As I started this book, I noticed immediately a couple of things about the author, Mitch Stokes. First, I noticed the amount of work that must have gone into this book from the immense amount of footnoting. The book ends with the 16 pages of referenced footnotes. When an author goes to that much effort to validate what he is saying, you walk away feeling like you have read an accurate account and not simply one author's opinion.
The second thing I noticed about the author is his, for lack of a better word, personableness. I don't think that is a real word, at least the spell-checker is telling me that it isn't, but that's the best I could do. I tell you this because I felt, while I was reading this, as if I was hearing the story from a close friend of Galileo's, someone who really knew him, and someone who cared about his story.
To be able to write about someone in such a way that you walk away feeling you got all of the historical facts in an accurate manner and at the same time you feel as though you were talking to an acquaintance is a hefty task. Whether or not Mitch Stokes was attempting to accomplish that goal or not, I have no idea, but that is how I walked away from this book. This leads me to my next point, because of this book, I have a new appreciation for Galileo.
As much as Galileo was a scientist and sought to have his mathematics and his science to correlate perfectly with the observable world, he also had great respect for the church. This book included example after example where Galileo demonstrated his submission to the authority of the church. This is one area where the legends have misconstrued the reality of the story. In Galileo's book, titled Dialogue, he begins to draw to a conclusion his arguments for Copernicanism by also stating that there is an argument before which one "must fall silent."
I know that if asked whether God in His infinite power and wisdom could have conferred upon the watery element its observed reciprocating motion using some other means than moving its containing vessels, both of you would reply that He could have, and that He would have known how to do this in many ways which are unthinkable to our minds. From this I forthwith conclude that, this being so, it would be excessive boldness for anyone to limit and restrict the Divine power and wisdom to some particular fancy of his own.In other words, Galileo, after arguing for the motion of the earth (which we now know is true) by saying that the tides were caused by the motion of the earth (which they aren't, they are caused by the gravity of the moon) he states that what he has observed could be explained in an infinite number of other ways because there is an infinitely powerful God.
Galileo also argued for the church (or at least the believers) to be able to give a believable account for what they hold to be true from scripture. He put it this way (by quoting Augustine):
The distressing thing is not so much that an erring man [i.e., the believer] should be laughed at, but that our authors [of scripture] should be thought by outsiders to believe such things, and should be criticized and rejected ignorant, to the great detriment for those whose salvation we care about.
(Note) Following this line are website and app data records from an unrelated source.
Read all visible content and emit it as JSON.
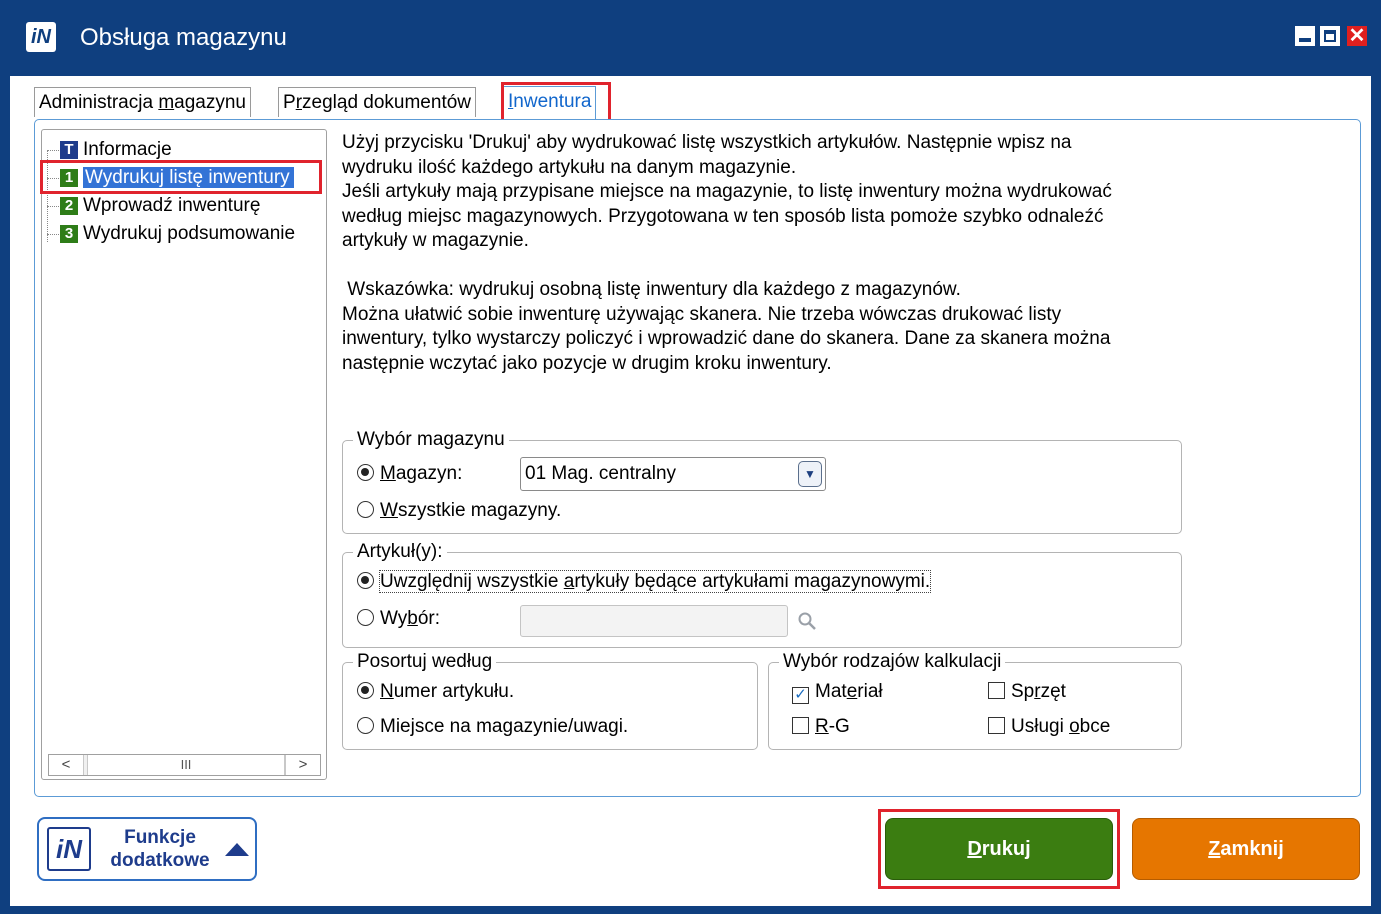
{
  "window": {
    "logo": "iN",
    "title": "Obsługa magazynu",
    "close_glyph": "✕"
  },
  "tabs": [
    {
      "pre": "Administracja ",
      "key": "m",
      "post": "agazynu"
    },
    {
      "pre": "P",
      "key": "r",
      "post": "zegląd dokumentów"
    },
    {
      "pre": "",
      "key": "I",
      "post": "nwentura"
    }
  ],
  "tree": {
    "items": [
      {
        "icon": "T",
        "label": "Informacje"
      },
      {
        "icon": "1",
        "label": "Wydrukuj listę inwentury"
      },
      {
        "icon": "2",
        "label": "Wprowadź inwenturę"
      },
      {
        "icon": "3",
        "label": "Wydrukuj podsumowanie"
      }
    ],
    "scroll_left": "<",
    "scroll_thumb": "III",
    "scroll_right": ">"
  },
  "description": {
    "lines": [
      "Użyj przycisku 'Drukuj' aby wydrukować listę wszystkich artykułów. Następnie wpisz na",
      "wydruku ilość każdego artykułu na danym magazynie.",
      "Jeśli artykuły mają przypisane miejsce na magazynie, to listę inwentury można wydrukować",
      "według miejsc magazynowych. Przygotowana w ten sposób lista pomoże szybko odnaleźć",
      "artykuły w magazynie.",
      "",
      " Wskazówka: wydrukuj osobną listę inwentury dla każdego z magazynów.",
      "Można ułatwić sobie inwenturę używając skanera. Nie trzeba wówczas drukować listy",
      "inwentury, tylko wystarczy policzyć i wprowadzić dane do skanera. Dane za skanera można",
      "następnie wczytać jako pozycje w drugim kroku inwentury."
    ]
  },
  "warehouse_group": {
    "title": "Wybór magazynu",
    "opt_magazyn": {
      "key": "M",
      "post": "agazyn:"
    },
    "combo_value": "01 Mag. centralny",
    "opt_all": {
      "key": "W",
      "post": "szystkie magazyny."
    }
  },
  "articles_group": {
    "title": "Artykuł(y):",
    "opt_all": {
      "pre": "Uwzględnij wszystkie ",
      "key": "a",
      "post": "rtykuły będące artykułami magazynowymi."
    },
    "opt_choice": {
      "pre": "Wy",
      "key": "b",
      "post": "ór:"
    }
  },
  "sort_group": {
    "title": "Posortuj według",
    "opt_number": {
      "key": "N",
      "post": "umer artykułu."
    },
    "opt_place": {
      "pre": "Miejsce na ma",
      "key": "g",
      "post": "azynie/uwagi."
    }
  },
  "calc_group": {
    "title": "Wybór rodzajów kalkulacji",
    "material": {
      "pre": "Mat",
      "key": "e",
      "post": "riał",
      "checked": true
    },
    "equipment": {
      "pre": "Sp",
      "key": "r",
      "post": "zęt",
      "checked": false
    },
    "rg": {
      "pre": "",
      "key": "R",
      "post": "-G",
      "checked": false
    },
    "external": {
      "pre": "Usługi ",
      "key": "o",
      "post": "bce",
      "checked": false
    }
  },
  "buttons": {
    "functions": {
      "line1": "Funkcje",
      "line2": "dodatkowe"
    },
    "print": {
      "key": "D",
      "post": "rukuj"
    },
    "close": {
      "key": "Z",
      "post": "amknij"
    }
  },
  "colors": {
    "titlebar": "#0f3f7f",
    "print_button": "#3b7d11",
    "close_button": "#e67600",
    "highlight": "#e0232d",
    "selection": "#3373d6"
  }
}
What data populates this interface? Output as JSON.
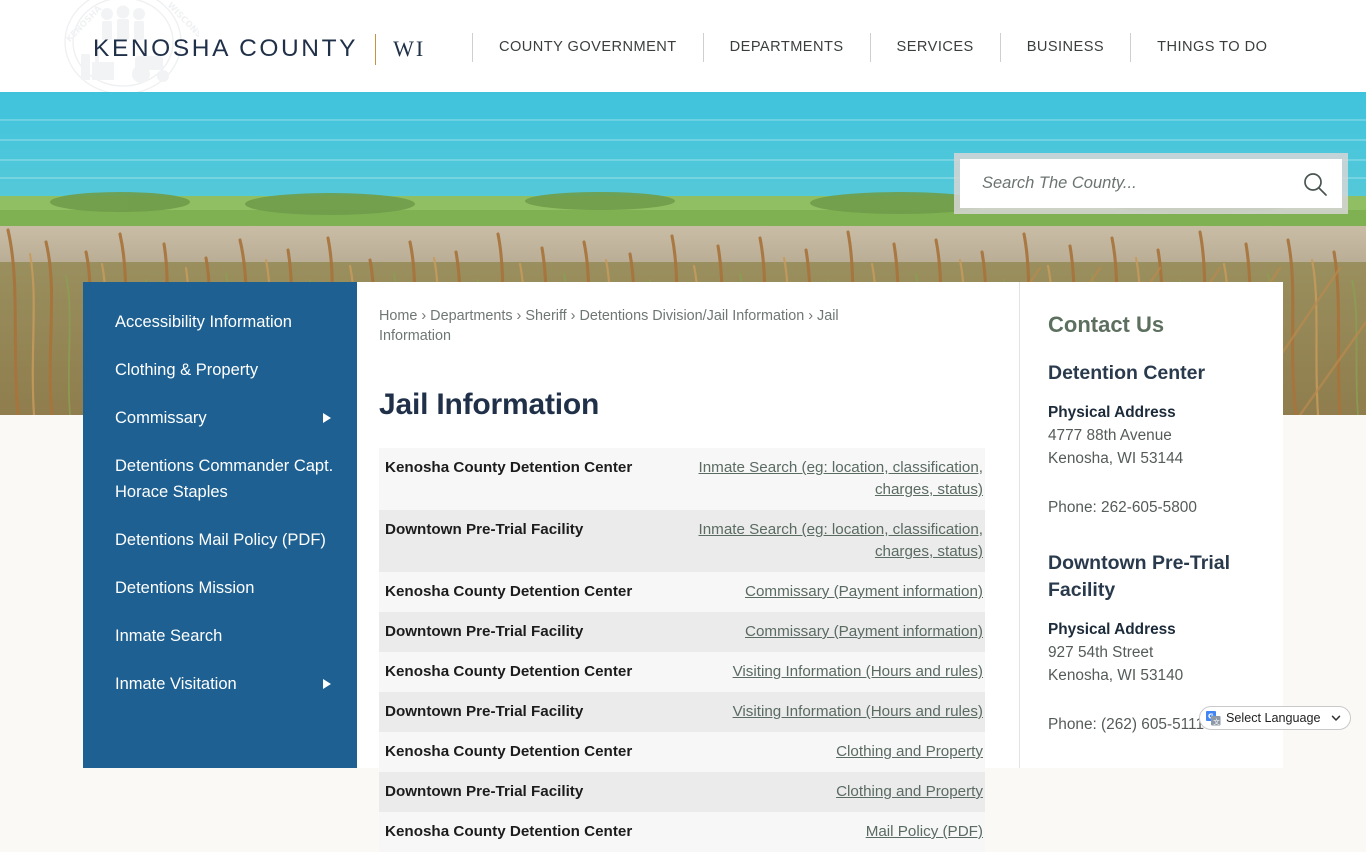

For how can they believe our books in regard to the resurrection of the dead, the hope of eternal life, and the kingdom of heaven, when they catch a Christian committing an error about something they know very well, when they declare false his opinion taken from those books, and when they find these full of fallacies in regard to things they have already been able to observe or to establish by unquestionable argument?This way of thinking presents some challenges and hurdles when considering the consensus science that is around today.
Anyway... Read this book. It is worth the time.